'iRig' is the prefix given to many of IK Multimedia's iOS-compatible products, and it certainly makes arguably the widest range of interfaces, controllers and mics on the market for Apple's portables. The only thing with most of these is that like any accessory, they occupy your device's Dock or Lightning conector. And you've only got one of those, which you may well want to use for streaming audio in and out.
The answer IK has come up with is the BlueBoard, a Bluetooth wireless MIDI pedal board that works with any iOS device or Mac that supports Bluetooth 4.0. The latest Bluetooth standard uses extremely low power, making it suitable for long periods of connection without burning lots of battery. In practice this means an iPhone 4S or later, iPod Touch 5G, iPad 3 or later and iPad Mini. The same applies to Macs : if yours has Bluetooth 4.0, you'll be fine. You can add 4.0 to any computer using a USB dongle for around Â£12, regardless of the age of your computer.
Compact and lightweight, BlueBoard slips into your bag along with your iPad or laptop.
The box itself is small and lightweight but sturdy, with rubberised feet to hold it in place. It takes 4xAAA batteries and has an on-off switch on the base. It can also be powered over micro USB, for example if affixed to a larger guitar pedal board. There are four buttons, large and chunky enough to be pressed by foot, and backlit for use in the dark '" incidentally, with variable brightness controlled in software. On the side are two variable pedal inputs, a nice touch that expands the usefulness of the device. You could for example connect expression or volume pedals and map their behaviour using the app.
There are two control pedal inputs to expand the functionality of the device.
Speaking of the app, the free BlueBoard app for iOS or Mac works by intercepting the signal from the hardware over Bluetooth and converting it to MIDI. There's a pairing process, though no security code to enter. The app has several functions, the first of which is working in either program change or control change mode. The former switches presets whereas the latter can be made to change things like synth settings using CC numbers. You can also use the app to calibrate any connected pedals.
Take it to the bank
BlueBoard has a number of banks and these are how you navigate. By default the four physical buttons select patches 1-4. Hold the A button for three seconds to flip up a bank, and they trigger patches 5-8, and so on. Hold the B button to go down a bank.
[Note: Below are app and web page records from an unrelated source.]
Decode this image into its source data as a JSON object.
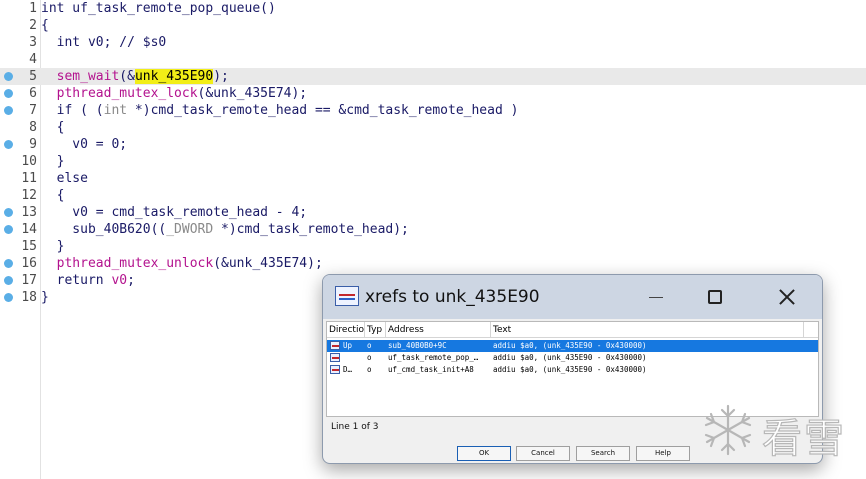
{
  "editor": {
    "lines": [
      {
        "n": "1",
        "bp": false,
        "hl": false,
        "tokens": [
          [
            "k",
            "int uf_task_remote_pop_queue()"
          ]
        ]
      },
      {
        "n": "2",
        "bp": false,
        "hl": false,
        "tokens": [
          [
            "k",
            "{"
          ]
        ]
      },
      {
        "n": "3",
        "bp": false,
        "hl": false,
        "tokens": [
          [
            "k",
            "  int v0; // $s0"
          ]
        ]
      },
      {
        "n": "4",
        "bp": false,
        "hl": false,
        "tokens": []
      },
      {
        "n": "5",
        "bp": true,
        "hl": true,
        "tokens": [
          [
            "k",
            "  "
          ],
          [
            "f",
            "sem_wait"
          ],
          [
            "k",
            "(&"
          ],
          [
            "sel",
            "unk_435E90"
          ],
          [
            "k",
            ");"
          ]
        ]
      },
      {
        "n": "6",
        "bp": true,
        "hl": false,
        "tokens": [
          [
            "k",
            "  "
          ],
          [
            "f",
            "pthread_mutex_lock"
          ],
          [
            "k",
            "(&unk_435E74);"
          ]
        ]
      },
      {
        "n": "7",
        "bp": true,
        "hl": false,
        "tokens": [
          [
            "k",
            "  if ( ("
          ],
          [
            "t",
            "int"
          ],
          [
            "k",
            " *)cmd_task_remote_head == &cmd_task_remote_head )"
          ]
        ]
      },
      {
        "n": "8",
        "bp": false,
        "hl": false,
        "tokens": [
          [
            "k",
            "  {"
          ]
        ]
      },
      {
        "n": "9",
        "bp": true,
        "hl": false,
        "tokens": [
          [
            "k",
            "    v0 = 0;"
          ]
        ]
      },
      {
        "n": "10",
        "bp": false,
        "hl": false,
        "tokens": [
          [
            "k",
            "  }"
          ]
        ]
      },
      {
        "n": "11",
        "bp": false,
        "hl": false,
        "tokens": [
          [
            "k",
            "  else"
          ]
        ]
      },
      {
        "n": "12",
        "bp": false,
        "hl": false,
        "tokens": [
          [
            "k",
            "  {"
          ]
        ]
      },
      {
        "n": "13",
        "bp": true,
        "hl": false,
        "tokens": [
          [
            "k",
            "    v0 = cmd_task_remote_head - 4;"
          ]
        ]
      },
      {
        "n": "14",
        "bp": true,
        "hl": false,
        "tokens": [
          [
            "k",
            "    sub_40B620(("
          ],
          [
            "t",
            "_DWORD"
          ],
          [
            "k",
            " *)cmd_task_remote_head);"
          ]
        ]
      },
      {
        "n": "15",
        "bp": false,
        "hl": false,
        "tokens": [
          [
            "k",
            "  }"
          ]
        ]
      },
      {
        "n": "16",
        "bp": true,
        "hl": false,
        "tokens": [
          [
            "k",
            "  "
          ],
          [
            "f",
            "pthread_mutex_unlock"
          ],
          [
            "k",
            "(&unk_435E74);"
          ]
        ]
      },
      {
        "n": "17",
        "bp": true,
        "hl": false,
        "tokens": [
          [
            "k",
            "  return "
          ],
          [
            "f",
            "v0"
          ],
          [
            "k",
            ";"
          ]
        ]
      },
      {
        "n": "18",
        "bp": true,
        "hl": false,
        "tokens": [
          [
            "k",
            "}"
          ]
        ]
      }
    ]
  },
  "dialog": {
    "title": "xrefs to unk_435E90",
    "columns": [
      "Directio",
      "Typ",
      "Address",
      "Text"
    ],
    "rows": [
      {
        "selected": true,
        "direction": "Up",
        "type": "o",
        "address": "sub_40B0B0+9C",
        "text": "addiu   $a0, (unk_435E90 - 0x430000)"
      },
      {
        "selected": false,
        "direction": "",
        "type": "o",
        "address": "uf_task_remote_pop_…",
        "text": "addiu   $a0, (unk_435E90 - 0x430000)"
      },
      {
        "selected": false,
        "direction": "D…",
        "type": "o",
        "address": "uf_cmd_task_init+A8",
        "text": "addiu   $a0, (unk_435E90 - 0x430000)"
      }
    ],
    "status": "Line 1 of 3",
    "buttons": {
      "ok": "OK",
      "cancel": "Cancel",
      "search": "Search",
      "help": "Help"
    }
  },
  "watermark": {
    "text": "看雪"
  },
  "colors": {
    "accent_selection": "#1678e0",
    "highlight": "#f2ee17",
    "breakpoint": "#5aaee6",
    "function": "#b3128e"
  }
}
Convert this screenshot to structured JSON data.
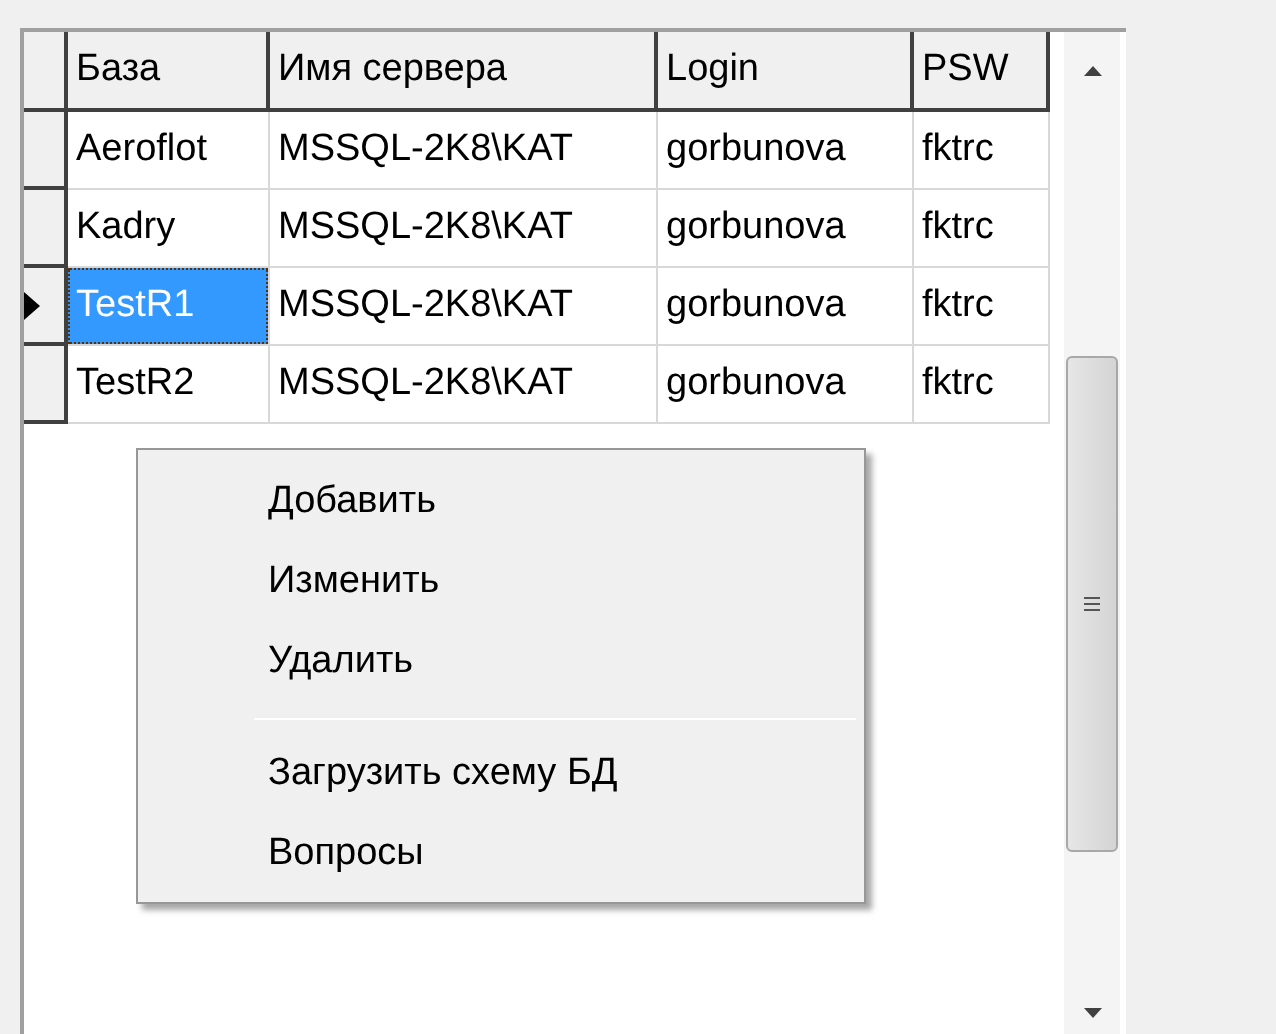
{
  "table": {
    "columns": [
      "База",
      "Имя сервера",
      "Login",
      "PSW"
    ],
    "rows": [
      {
        "cells": [
          "Aeroflot",
          "MSSQL-2K8\\KAT",
          "gorbunova",
          "fktrc"
        ],
        "selected": false
      },
      {
        "cells": [
          "Kadry",
          "MSSQL-2K8\\KAT",
          "gorbunova",
          "fktrc"
        ],
        "selected": false
      },
      {
        "cells": [
          "TestR1",
          "MSSQL-2K8\\KAT",
          "gorbunova",
          "fktrc"
        ],
        "selected": true
      },
      {
        "cells": [
          "TestR2",
          "MSSQL-2K8\\KAT",
          "gorbunova",
          "fktrc"
        ],
        "selected": false
      }
    ]
  },
  "context_menu": {
    "items": [
      {
        "kind": "item",
        "label": "Добавить"
      },
      {
        "kind": "item",
        "label": "Изменить"
      },
      {
        "kind": "item",
        "label": "Удалить"
      },
      {
        "kind": "separator"
      },
      {
        "kind": "item",
        "label": "Загрузить схему БД"
      },
      {
        "kind": "item",
        "label": "Вопросы"
      }
    ]
  }
}
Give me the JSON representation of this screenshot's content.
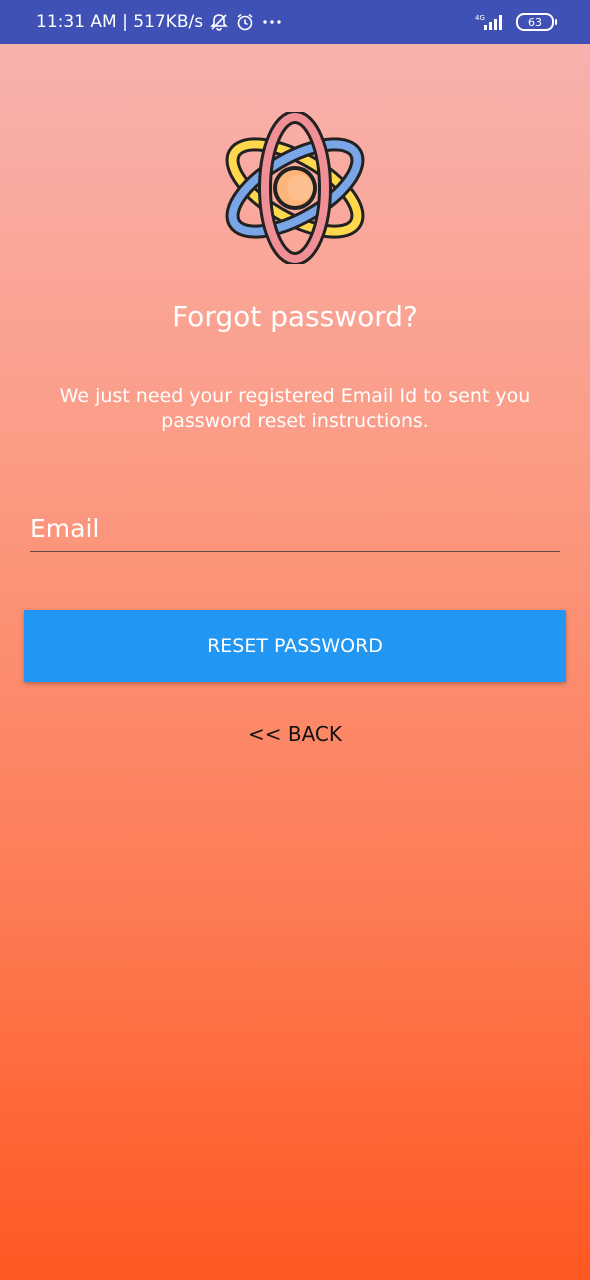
{
  "status_bar": {
    "time_speed": "11:31 AM | 517KB/s",
    "network": "4G",
    "battery": "63",
    "icons": [
      "bell-off-icon",
      "alarm-icon",
      "more-dots-icon",
      "signal-icon",
      "battery-icon"
    ]
  },
  "logo": {
    "icon": "atom-icon"
  },
  "title": "Forgot password?",
  "description": "We just need your registered Email Id to sent you password reset instructions.",
  "email": {
    "placeholder": "Email",
    "value": ""
  },
  "reset_button": {
    "label": "RESET PASSWORD",
    "color": "#2196f3"
  },
  "back_link": {
    "label": "<< BACK"
  },
  "colors": {
    "status_bar": "#3f51b5",
    "gradient_top": "#f8b4b2",
    "gradient_bottom": "#ff5722"
  }
}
In Control mode, flipping banks makes buttons control different MIDI CCs. Of course in control mode you have to know what CCs correspond to what parameters in your software, which can take a little researching.
BlueBoard works very well with IK's apps like Amplitube, Vocalive and Sampletank on the iPad. I also set it up successfully with Nanostudio, though GarageBand for iPad accepts only a couple of CCs for external control. On the Mac the app works in much the same way, though here it's generally easier to use MIDI learn and identify MIDI CCs than it is on iOS.
Install the free companion app on your Mac or iOS device to get up and running.
BlueBoard is a clever and affordable way to get wireless MIDI control of music apps running on your iOS device or Mac. For live performers it's a much better approach than constantly tapping at your iPad during a performance and it works from around 30ft away, though obviously nearer is better. Changing patches is its most obvious use, though the controller stuff is handy too. Connect a pedal or two to really unlock its full potential.